The idea that undocumented immigrants are liabilities to our country is toxic and hinders our willingness to take in future refugees and migrants. Our immigrants are an assets, both economically and culturally. Many are laborers who do the work that others are not willing to do, and even more become officeholders, teachers, doctors and hardworking professionals who are highly beneficial to our society. They did not “take your job.” They earned everything they fought for.
Sure, there may be immigrants who take advantage of the system and are actually damaging to society, but you don’t kill an entire family of chickens because one laid a bad egg. If we can realize the value of foreigners, treat them as human beings rather than a burden and empower them with the resources they so direly need, we can foster a global standard on how to properly help migrants and refugees.
The administration’s declaration that the United States will admit 10,000 Syrian refugees is not the proper way to alleviate the crisis though.
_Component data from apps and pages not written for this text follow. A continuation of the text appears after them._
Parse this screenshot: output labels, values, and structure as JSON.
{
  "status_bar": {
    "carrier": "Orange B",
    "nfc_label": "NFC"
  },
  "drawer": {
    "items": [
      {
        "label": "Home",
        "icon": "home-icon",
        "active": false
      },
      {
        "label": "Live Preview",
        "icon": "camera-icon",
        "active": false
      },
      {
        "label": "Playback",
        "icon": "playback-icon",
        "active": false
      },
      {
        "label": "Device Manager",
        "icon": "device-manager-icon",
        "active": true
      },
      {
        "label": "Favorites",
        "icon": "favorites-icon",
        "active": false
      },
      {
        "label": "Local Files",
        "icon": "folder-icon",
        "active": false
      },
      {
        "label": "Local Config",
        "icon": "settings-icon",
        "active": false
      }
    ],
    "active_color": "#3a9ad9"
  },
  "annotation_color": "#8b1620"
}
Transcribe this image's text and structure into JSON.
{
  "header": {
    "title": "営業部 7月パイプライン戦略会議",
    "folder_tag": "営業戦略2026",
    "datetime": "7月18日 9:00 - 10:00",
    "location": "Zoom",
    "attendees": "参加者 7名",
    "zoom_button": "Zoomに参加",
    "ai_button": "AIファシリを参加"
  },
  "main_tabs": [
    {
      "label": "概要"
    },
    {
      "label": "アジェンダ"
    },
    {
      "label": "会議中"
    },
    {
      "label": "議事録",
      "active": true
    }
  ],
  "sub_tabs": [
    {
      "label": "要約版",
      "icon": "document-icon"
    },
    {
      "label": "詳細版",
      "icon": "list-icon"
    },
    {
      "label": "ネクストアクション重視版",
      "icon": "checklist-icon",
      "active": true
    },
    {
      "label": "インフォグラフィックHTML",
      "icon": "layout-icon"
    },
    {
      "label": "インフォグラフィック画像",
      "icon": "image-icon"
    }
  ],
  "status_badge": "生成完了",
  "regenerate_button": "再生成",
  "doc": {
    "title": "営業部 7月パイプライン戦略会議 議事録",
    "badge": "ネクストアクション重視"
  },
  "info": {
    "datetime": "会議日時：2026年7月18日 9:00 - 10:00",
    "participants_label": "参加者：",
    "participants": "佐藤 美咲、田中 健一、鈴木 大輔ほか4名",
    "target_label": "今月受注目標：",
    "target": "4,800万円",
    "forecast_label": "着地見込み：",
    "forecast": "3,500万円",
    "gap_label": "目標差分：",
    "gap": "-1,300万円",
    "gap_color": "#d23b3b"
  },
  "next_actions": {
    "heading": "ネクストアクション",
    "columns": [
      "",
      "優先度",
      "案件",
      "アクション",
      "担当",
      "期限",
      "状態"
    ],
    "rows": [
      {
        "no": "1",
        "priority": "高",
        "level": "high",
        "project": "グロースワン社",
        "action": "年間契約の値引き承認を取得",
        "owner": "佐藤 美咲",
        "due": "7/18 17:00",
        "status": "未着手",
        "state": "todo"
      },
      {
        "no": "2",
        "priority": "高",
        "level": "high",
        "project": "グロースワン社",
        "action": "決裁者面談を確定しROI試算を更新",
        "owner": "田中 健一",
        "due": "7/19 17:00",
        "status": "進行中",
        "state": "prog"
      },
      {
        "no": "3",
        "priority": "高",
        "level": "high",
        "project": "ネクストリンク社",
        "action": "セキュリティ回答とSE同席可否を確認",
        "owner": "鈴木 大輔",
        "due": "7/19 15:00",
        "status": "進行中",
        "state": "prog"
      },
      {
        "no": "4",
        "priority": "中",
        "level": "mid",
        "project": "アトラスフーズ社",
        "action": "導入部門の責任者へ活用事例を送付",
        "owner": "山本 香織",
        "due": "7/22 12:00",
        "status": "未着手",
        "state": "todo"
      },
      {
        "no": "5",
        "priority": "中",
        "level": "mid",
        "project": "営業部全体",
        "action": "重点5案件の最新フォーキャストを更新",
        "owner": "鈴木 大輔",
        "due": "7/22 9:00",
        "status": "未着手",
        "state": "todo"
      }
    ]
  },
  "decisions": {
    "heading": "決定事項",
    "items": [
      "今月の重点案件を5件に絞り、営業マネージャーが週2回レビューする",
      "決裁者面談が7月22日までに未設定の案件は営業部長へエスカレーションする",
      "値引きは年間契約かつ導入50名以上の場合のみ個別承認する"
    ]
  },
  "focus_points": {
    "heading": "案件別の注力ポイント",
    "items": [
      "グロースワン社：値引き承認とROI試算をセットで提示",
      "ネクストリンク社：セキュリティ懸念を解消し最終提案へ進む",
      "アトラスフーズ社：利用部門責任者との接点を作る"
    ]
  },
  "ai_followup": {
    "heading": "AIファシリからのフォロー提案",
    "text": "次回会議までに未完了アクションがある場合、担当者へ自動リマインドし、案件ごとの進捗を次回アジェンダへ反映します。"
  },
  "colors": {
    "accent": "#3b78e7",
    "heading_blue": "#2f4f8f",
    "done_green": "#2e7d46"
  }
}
It sems to be a token policy implemented by the pressure of Germany and other European countries that have taken the lead on this matter. As we’ve seen with immigrants already residing in our country, the refugees will come into a hostile, unwelcoming environment that is hesitant to integrate them into society.
Until our society can comprehend that these people are people, that they were once respected and successful members of their own societies, that among them are children deserving of the same nurturing and opportunities that American children receive, we are not capable of supporting refugees and will only extend their struggle.
What we can do is to use our resources, both physical and economic, to move them from tent camps into accepting countries that are culturally able of admitting them. Our most significant contribution will not be how many refugees we bring into our country, but how much we financially support countries that exhaust their economies on properly taking care of the refugees. Taking in 10,000 refugees just to say we did our part is not enough. Americans must not view refugees as a political tool but rather as kin more than worthy of our genuine assistance.
If we cannot embrace the immigrants within our borders, how can we expect to be of any substantial help to the refugees overseas? Until we can fathom how to appropriately treat people coming from other parts of the world, we will only throw refugees into the same situation that undocumented immigrants in the United States face.
Lam Nguyen in a sophomore in the College. But I Digress appears every other Friday.
Have a reaction to this article? Write a letter to the editor.